---------- MATERIAL PROVIDED ----------

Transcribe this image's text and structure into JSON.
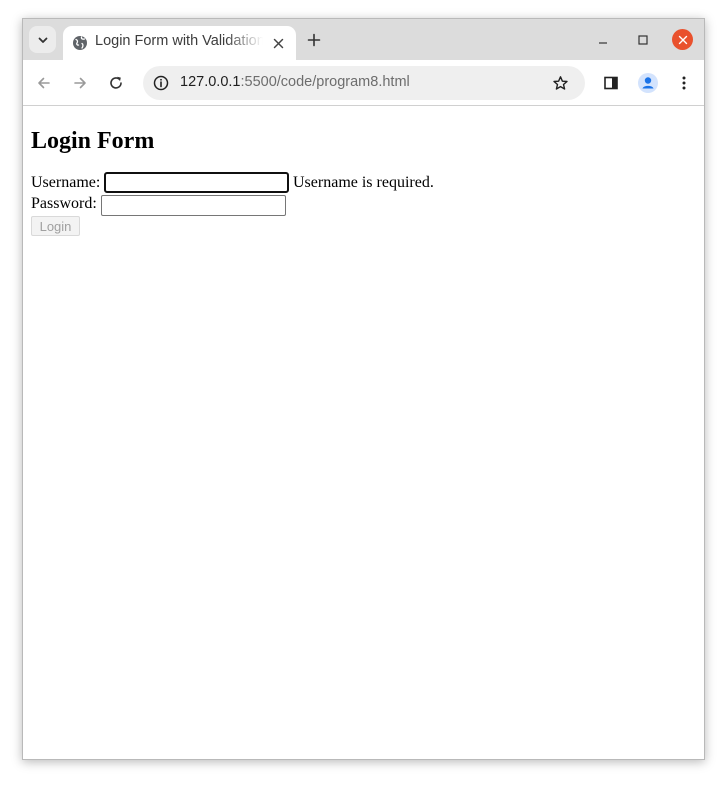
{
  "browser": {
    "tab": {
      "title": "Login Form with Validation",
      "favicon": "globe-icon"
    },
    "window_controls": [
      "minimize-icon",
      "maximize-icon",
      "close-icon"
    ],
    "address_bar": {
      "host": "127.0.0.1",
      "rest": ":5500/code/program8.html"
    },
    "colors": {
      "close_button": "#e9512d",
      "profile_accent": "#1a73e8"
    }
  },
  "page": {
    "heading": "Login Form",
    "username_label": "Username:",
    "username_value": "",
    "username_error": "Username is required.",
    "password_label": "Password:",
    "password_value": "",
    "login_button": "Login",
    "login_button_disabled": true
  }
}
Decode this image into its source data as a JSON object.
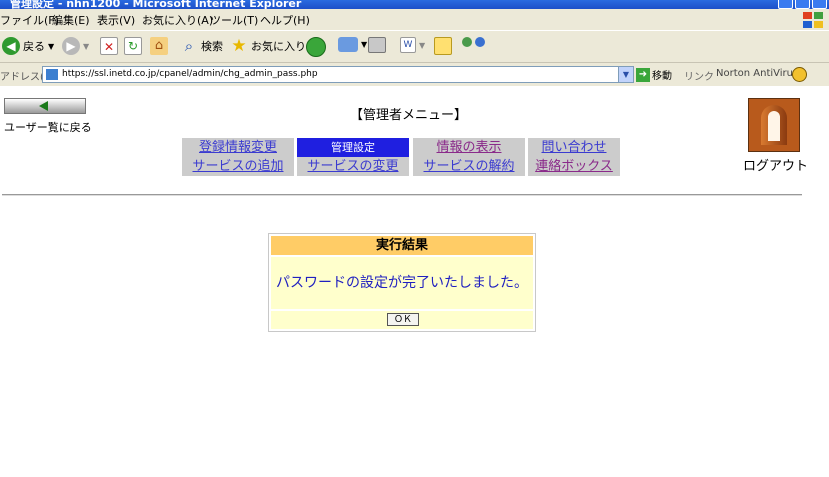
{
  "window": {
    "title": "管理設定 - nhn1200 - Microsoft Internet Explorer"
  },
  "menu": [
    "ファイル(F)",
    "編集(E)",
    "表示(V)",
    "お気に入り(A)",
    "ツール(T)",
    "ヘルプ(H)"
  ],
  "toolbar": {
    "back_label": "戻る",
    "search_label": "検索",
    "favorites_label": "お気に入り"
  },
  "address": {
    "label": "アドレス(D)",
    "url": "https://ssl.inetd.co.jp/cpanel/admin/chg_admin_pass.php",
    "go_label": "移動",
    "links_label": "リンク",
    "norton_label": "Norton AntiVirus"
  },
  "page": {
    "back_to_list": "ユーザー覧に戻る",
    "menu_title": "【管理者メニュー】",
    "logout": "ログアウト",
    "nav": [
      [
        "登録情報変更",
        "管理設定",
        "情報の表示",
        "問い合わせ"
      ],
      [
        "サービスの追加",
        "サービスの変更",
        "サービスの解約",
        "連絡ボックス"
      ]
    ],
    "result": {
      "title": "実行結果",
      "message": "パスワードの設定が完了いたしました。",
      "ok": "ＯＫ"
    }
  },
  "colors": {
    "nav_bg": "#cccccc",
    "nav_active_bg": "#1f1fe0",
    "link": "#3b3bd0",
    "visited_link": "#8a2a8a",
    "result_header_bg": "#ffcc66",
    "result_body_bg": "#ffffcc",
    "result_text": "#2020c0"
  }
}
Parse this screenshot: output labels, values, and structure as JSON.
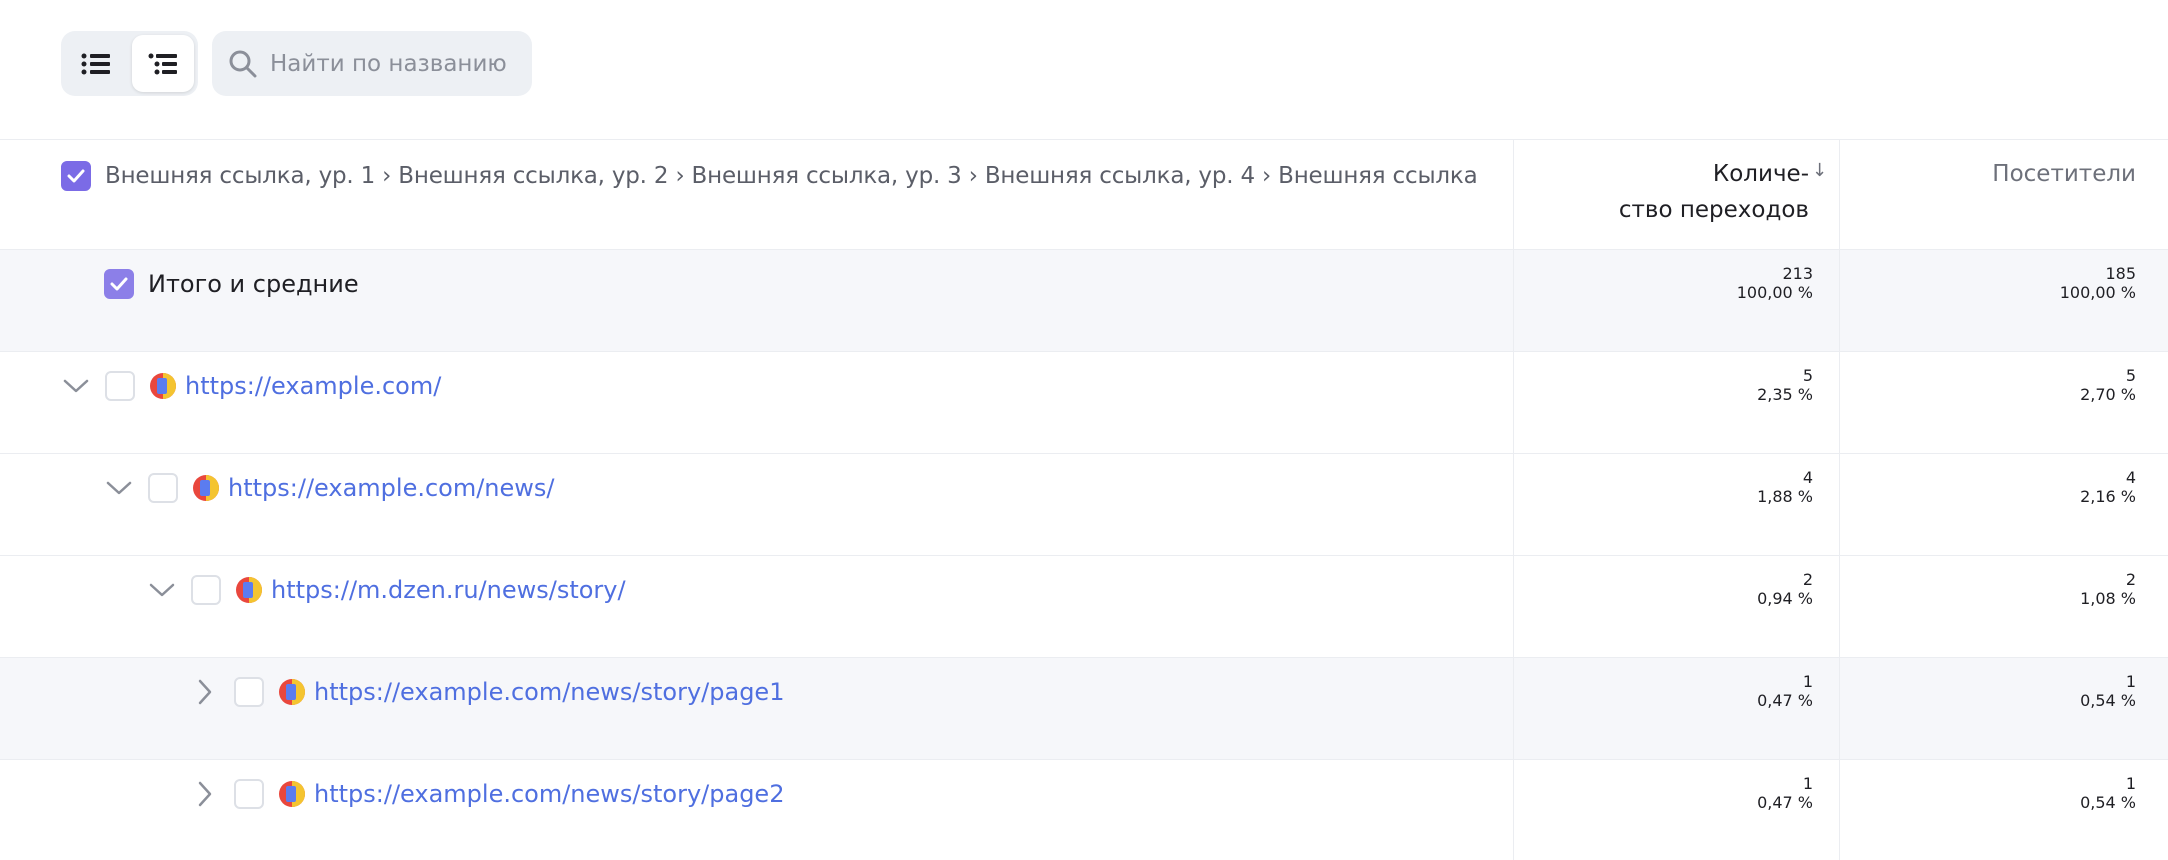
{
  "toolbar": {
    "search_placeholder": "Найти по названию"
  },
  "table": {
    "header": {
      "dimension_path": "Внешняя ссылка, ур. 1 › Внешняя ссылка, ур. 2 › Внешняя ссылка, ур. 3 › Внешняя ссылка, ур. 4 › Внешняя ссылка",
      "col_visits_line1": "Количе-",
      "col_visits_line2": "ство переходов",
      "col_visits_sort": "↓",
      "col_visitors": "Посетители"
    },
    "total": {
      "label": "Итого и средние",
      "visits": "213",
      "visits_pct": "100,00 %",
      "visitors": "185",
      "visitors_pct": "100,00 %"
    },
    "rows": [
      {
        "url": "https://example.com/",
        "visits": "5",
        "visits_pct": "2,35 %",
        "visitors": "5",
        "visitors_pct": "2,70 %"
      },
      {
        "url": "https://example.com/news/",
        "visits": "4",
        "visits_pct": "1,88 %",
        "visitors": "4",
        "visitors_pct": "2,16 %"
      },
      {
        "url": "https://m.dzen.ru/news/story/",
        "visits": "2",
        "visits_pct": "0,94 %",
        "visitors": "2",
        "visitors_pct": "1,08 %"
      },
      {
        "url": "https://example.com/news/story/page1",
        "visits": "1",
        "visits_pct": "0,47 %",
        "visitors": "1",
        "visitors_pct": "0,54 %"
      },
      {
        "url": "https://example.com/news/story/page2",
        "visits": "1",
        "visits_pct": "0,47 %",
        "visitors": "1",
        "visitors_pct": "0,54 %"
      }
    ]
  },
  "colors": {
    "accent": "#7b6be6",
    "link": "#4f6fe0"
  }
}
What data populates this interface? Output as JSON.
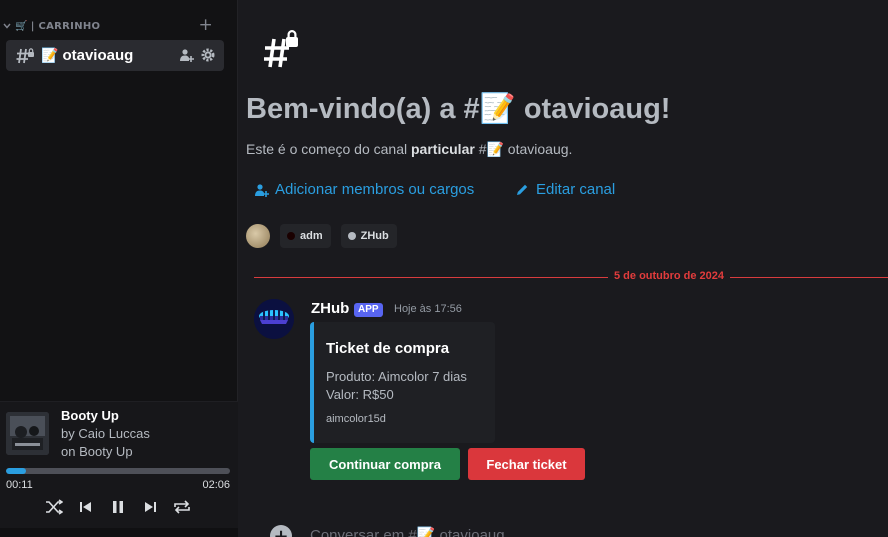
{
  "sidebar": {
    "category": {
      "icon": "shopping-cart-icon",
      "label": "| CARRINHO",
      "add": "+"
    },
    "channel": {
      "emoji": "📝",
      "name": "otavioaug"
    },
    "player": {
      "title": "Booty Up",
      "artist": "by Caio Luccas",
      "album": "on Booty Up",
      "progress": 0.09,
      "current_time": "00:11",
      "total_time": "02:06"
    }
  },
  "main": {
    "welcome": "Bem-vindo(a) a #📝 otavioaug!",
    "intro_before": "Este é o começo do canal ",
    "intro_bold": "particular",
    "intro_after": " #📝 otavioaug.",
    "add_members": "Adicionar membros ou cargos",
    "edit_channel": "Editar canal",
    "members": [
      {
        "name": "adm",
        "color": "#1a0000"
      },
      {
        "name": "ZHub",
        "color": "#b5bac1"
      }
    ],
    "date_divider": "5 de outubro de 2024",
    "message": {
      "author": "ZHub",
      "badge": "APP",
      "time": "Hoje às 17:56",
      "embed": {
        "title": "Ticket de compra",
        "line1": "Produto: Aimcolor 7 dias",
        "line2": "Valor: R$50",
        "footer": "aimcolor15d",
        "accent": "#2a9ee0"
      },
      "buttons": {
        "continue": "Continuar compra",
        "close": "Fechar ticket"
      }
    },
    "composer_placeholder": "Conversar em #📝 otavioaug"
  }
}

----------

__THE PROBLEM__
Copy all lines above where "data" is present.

__SOLUTION TO THIS TASK__
Decode this image into its source data as a JSON object.
What data populates this interface? Output as JSON.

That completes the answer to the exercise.